Role of grain boundary orientation

Intergranular cracking is dependent on the relative orientation of the common boundary between two grains. The path of intergranular fracture typically occurs along the highest-angle grain boundary.[6] In a study, it was shown that cracking was never exhibited for boundaries with misorientation of up to 20 degrees, regardless of boundary type.[12] At greater angles, large areas of cracked, uncracked, and mixed behavior were seen. The results imply that the degree of grain boundary cracking, and hence intergranular fracture, is largely determined by boundary porosity, or the amount of atomic misfit.[12]

See also


  1. ^ a b Norman E. Dowling, Mechanical Behavior of Materials, Fourth Edition, Pearson Education Limited.
  2. ^ Chêne, J.; Brass, A. M. (2004). "Role of temperature and strain rate on the hydrogen-induced intergranular rupture in alloy 600". Metallurgical and Materials Transactions A. Springer Science and Business Media LLC. 35 (2): 457–464. doi:10.1007/s11661-004-0356-5. ISSN 1073-5623.
  3. ^ a b Liang, F.-L.; Laird, C. (1989). "Control of intergranular fatigue cracking by slip homogeneity in copper I: Effect of grain size". Materials Science and Engineering: A. Elsevier BV. 117: 95–102. doi:10.1016/0921-5093(89)90090-7. ISSN 0921-5093.
  4. ^ a b c Thomas Courtney, Mechanical Behavior of Materials, Second Edition, Waveland Press, 2000.

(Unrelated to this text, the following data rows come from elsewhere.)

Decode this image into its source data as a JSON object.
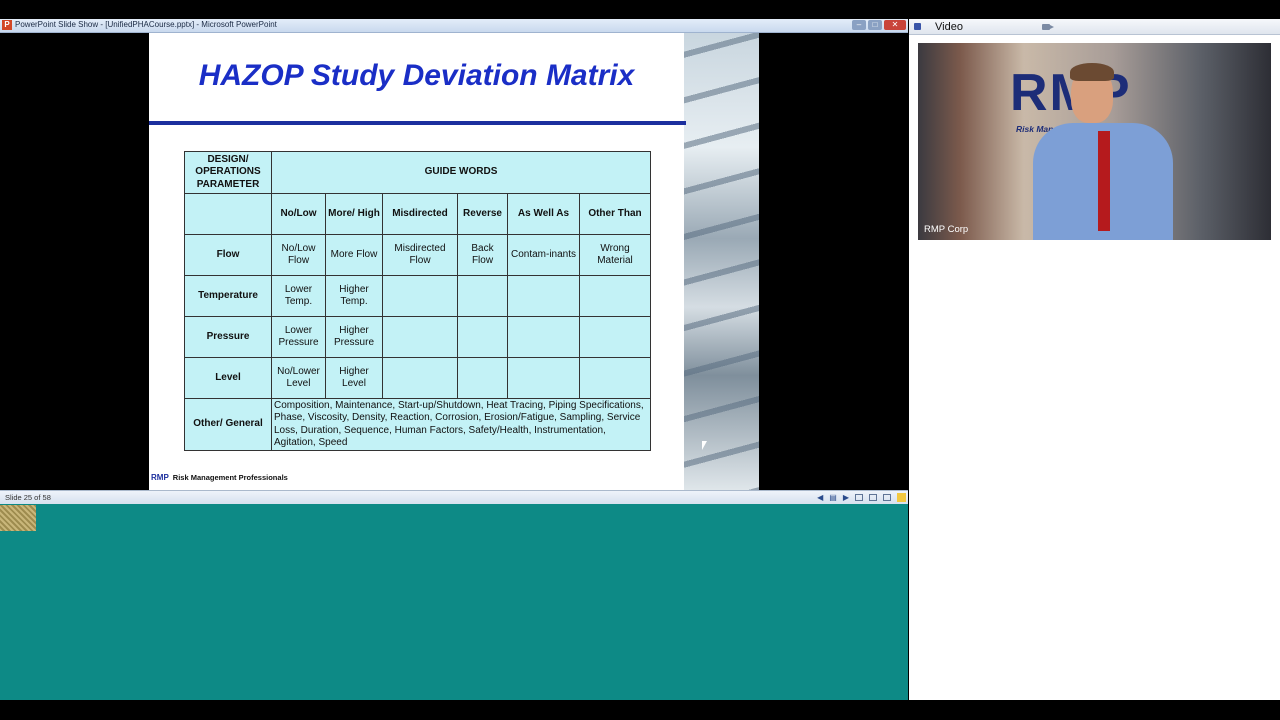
{
  "window": {
    "title": "PowerPoint Slide Show - [UnifiedPHACourse.pptx] - Microsoft PowerPoint",
    "app_icon": "P",
    "minimize_icon": "–",
    "maximize_icon": "□",
    "close_icon": "✕"
  },
  "slide": {
    "title": "HAZOP Study Deviation Matrix",
    "table": {
      "param_header": "DESIGN/ OPERATIONS PARAMETER",
      "guide_words_header": "GUIDE WORDS",
      "guide_words": [
        "No/Low",
        "More/ High",
        "Misdirected",
        "Reverse",
        "As Well As",
        "Other Than"
      ],
      "rows": [
        {
          "param": "Flow",
          "cells": [
            "No/Low Flow",
            "More Flow",
            "Misdirected Flow",
            "Back Flow",
            "Contam-inants",
            "Wrong Material"
          ]
        },
        {
          "param": "Temperature",
          "cells": [
            "Lower Temp.",
            "Higher Temp.",
            "",
            "",
            "",
            ""
          ]
        },
        {
          "param": "Pressure",
          "cells": [
            "Lower Pressure",
            "Higher Pressure",
            "",
            "",
            "",
            ""
          ]
        },
        {
          "param": "Level",
          "cells": [
            "No/Lower Level",
            "Higher Level",
            "",
            "",
            "",
            ""
          ]
        }
      ],
      "general_row": {
        "param": "Other/ General",
        "text": "Composition, Maintenance, Start-up/Shutdown, Heat Tracing, Piping Specifications, Phase, Viscosity, Density, Reaction, Corrosion, Erosion/Fatigue, Sampling, Service Loss, Duration, Sequence, Human Factors, Safety/Health, Instrumentation, Agitation, Speed"
      }
    },
    "footer_logo": "RMP",
    "footer_text": "Risk Management Professionals"
  },
  "statusbar": {
    "slide_count": "Slide 25 of 58"
  },
  "video": {
    "panel_title": "Video",
    "logo_text": "RMP",
    "logo_subtitle": "Risk Management Professionals",
    "caption": "RMP Corp"
  }
}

  5. ^ a b Nagumo, M.; Matsuda, H. (2002). "Function of hydrogen in intergranular fracture of martensitic steels". Philosophical Magazine A. Informa UK Limited. 82 (17–18): 3415–3425. doi:10.1080/01418610208240452. ISSN 0141-8610.

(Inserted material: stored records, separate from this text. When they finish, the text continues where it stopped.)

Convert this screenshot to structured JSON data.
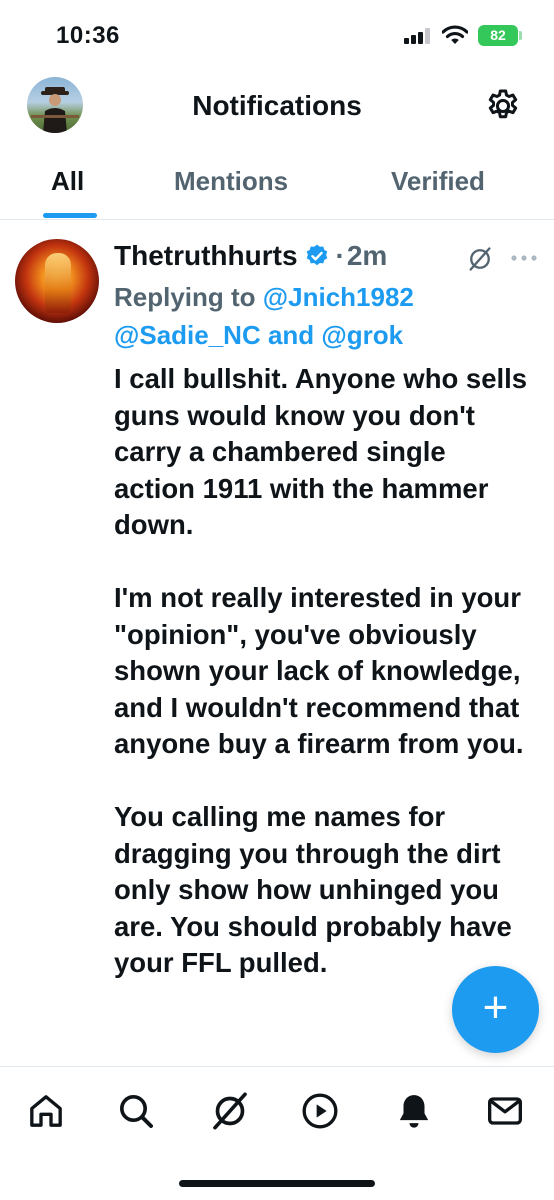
{
  "status_bar": {
    "time": "10:36",
    "battery": "82"
  },
  "header": {
    "title": "Notifications",
    "avatar_icon": "profile-avatar",
    "settings_icon": "gear-icon"
  },
  "tabs": [
    {
      "label": "All",
      "active": true
    },
    {
      "label": "Mentions",
      "active": false
    },
    {
      "label": "Verified",
      "active": false
    }
  ],
  "post": {
    "author": "Thetruthhurts",
    "separator": "·",
    "time": "2m",
    "replying_prefix": "Replying to ",
    "reply_to_1": "@Jnich1982",
    "reply_to_2": "@Sadie_NC",
    "reply_and": " and ",
    "reply_to_3": "@grok",
    "body": "I call bullshit.  Anyone who sells guns would know you don't carry a chambered single action 1911 with the hammer down.\n\nI'm not really interested in your \"opinion\", you've obviously shown your lack of knowledge, and I  wouldn't recommend that anyone buy a firearm from you.\n\nYou calling me names for dragging you through the dirt only show how unhinged you are.  You should probably have your FFL pulled."
  },
  "fab": {
    "label": "+"
  },
  "bottom_nav": [
    {
      "icon": "home-icon"
    },
    {
      "icon": "search-icon"
    },
    {
      "icon": "grok-icon"
    },
    {
      "icon": "video-play-icon"
    },
    {
      "icon": "notifications-bell-icon"
    },
    {
      "icon": "mail-icon"
    }
  ],
  "colors": {
    "accent": "#1d9bf0",
    "text": "#0f1419",
    "muted": "#536471",
    "battery": "#34c759"
  }
}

  6. ^ a b c d e f g h i j S. Lampman, ASM Handbook Volume 11: Failure Analysis and Prevention, Intergranular Fracture, ASM International, 2002. 641-649.
  7. ^ a b Briant, C. L.; Banerji, S. K. (1978). "Intergranularfailure in steel: the role of grain-boundary composition". International Metals Reviews. Informa UK Limited. 23 (1): 164–199. doi:10.1179/imtr.1978.23.1.164. ISSN 0308-4590.
  8. ^ Richard W. Hertzberg, Richard P. Vincim Jason L. Hertzbergy, Deformation and Fracture Mechanics of Engineering Materials, Fifth Edition, John Wiley and Sons Inc.
  9. ^ Farkas, D.; Van Swygenhoven, H.; Derlet, P. M. (2002-08-01). "Intergranular fracture in nanocrystalline metals". Physical Review B. American Physical Society (APS). 66 (6): 060101(R). doi:10.1103/physrevb.66.060101. hdl:10919/47855. ISSN 0163-1829.
  10. ^ a b Thompson, Anthony W.; Knott, John F. (1993). "Micromechanisms of brittle fracture". Metallurgical Transactions A. Springer Science and Business Media LLC. 24 (3): 523–534. doi:10.1007/bf02656622. ISSN 0360-2133.
  11. ^ Bönisch, M.; Zehetbauer, M.J.; Krystian, M.; Setman, D.; Krexner, G. (2011). "Stabilization of Lattice Defects in HPT-Deformed Palladium Hydride". Materials Science Forum. Scientific.Net. 667–669: 427–432. doi:10.4028/
  12. ^ a b Rath, B. B.; Bernstein, I. M. (1971). "The relation between grain-boundary orientation and intergranular cracking". Metallurgical Transactions. Springer Science and Business Media LLC. 2 (10): 2845–2851. doi:10.1007/bf02813262. ISSN 0360-2133.